*** Opening Provided data ***

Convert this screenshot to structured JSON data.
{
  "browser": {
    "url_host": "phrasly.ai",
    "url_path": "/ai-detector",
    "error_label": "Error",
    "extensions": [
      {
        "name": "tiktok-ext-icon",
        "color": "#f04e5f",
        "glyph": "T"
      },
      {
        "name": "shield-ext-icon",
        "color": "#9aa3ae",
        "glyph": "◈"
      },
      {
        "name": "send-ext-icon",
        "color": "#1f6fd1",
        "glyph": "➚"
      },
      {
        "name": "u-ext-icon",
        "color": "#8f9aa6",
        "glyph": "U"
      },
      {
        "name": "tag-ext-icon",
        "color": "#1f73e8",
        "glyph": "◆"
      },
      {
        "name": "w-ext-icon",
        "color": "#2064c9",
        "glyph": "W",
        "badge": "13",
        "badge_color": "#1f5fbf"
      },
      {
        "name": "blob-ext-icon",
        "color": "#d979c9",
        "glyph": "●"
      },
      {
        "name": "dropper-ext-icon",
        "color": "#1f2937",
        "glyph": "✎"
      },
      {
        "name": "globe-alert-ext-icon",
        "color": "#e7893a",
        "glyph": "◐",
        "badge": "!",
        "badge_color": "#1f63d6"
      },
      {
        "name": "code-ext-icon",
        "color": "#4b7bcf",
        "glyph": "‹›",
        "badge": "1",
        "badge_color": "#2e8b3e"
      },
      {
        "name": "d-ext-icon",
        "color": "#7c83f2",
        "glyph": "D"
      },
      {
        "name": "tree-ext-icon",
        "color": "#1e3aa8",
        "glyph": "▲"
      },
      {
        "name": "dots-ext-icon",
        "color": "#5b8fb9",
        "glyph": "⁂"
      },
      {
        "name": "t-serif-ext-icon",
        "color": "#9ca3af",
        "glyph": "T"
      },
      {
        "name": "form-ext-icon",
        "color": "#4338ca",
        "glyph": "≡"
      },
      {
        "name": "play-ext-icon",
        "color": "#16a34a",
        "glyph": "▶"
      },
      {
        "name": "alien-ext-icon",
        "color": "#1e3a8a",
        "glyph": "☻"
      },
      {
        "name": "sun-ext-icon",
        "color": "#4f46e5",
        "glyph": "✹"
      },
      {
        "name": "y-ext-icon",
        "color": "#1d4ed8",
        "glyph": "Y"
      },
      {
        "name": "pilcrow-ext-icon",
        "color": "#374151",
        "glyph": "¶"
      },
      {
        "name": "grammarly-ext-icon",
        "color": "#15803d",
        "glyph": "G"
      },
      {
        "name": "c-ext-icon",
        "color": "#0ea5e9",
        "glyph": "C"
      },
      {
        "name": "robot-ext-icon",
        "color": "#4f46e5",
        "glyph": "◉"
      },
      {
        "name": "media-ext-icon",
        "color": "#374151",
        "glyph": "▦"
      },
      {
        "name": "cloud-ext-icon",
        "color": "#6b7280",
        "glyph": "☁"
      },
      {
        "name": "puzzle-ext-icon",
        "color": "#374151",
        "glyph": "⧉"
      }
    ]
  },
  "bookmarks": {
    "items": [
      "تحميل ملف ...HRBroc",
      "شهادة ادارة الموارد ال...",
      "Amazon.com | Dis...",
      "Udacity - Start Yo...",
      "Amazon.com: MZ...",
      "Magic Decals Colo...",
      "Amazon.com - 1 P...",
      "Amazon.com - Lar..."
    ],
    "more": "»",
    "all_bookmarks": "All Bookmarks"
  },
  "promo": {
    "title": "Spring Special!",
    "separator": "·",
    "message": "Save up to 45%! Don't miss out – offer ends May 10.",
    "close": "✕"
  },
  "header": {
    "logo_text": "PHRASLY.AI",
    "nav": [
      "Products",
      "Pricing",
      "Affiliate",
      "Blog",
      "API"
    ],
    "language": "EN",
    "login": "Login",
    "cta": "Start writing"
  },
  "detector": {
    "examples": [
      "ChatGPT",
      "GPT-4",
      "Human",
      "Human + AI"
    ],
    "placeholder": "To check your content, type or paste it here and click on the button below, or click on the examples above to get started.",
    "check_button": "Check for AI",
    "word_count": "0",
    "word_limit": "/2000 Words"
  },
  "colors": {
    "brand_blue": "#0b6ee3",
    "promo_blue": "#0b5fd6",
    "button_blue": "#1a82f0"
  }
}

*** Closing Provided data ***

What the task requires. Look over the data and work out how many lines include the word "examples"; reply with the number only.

Response to this task. 2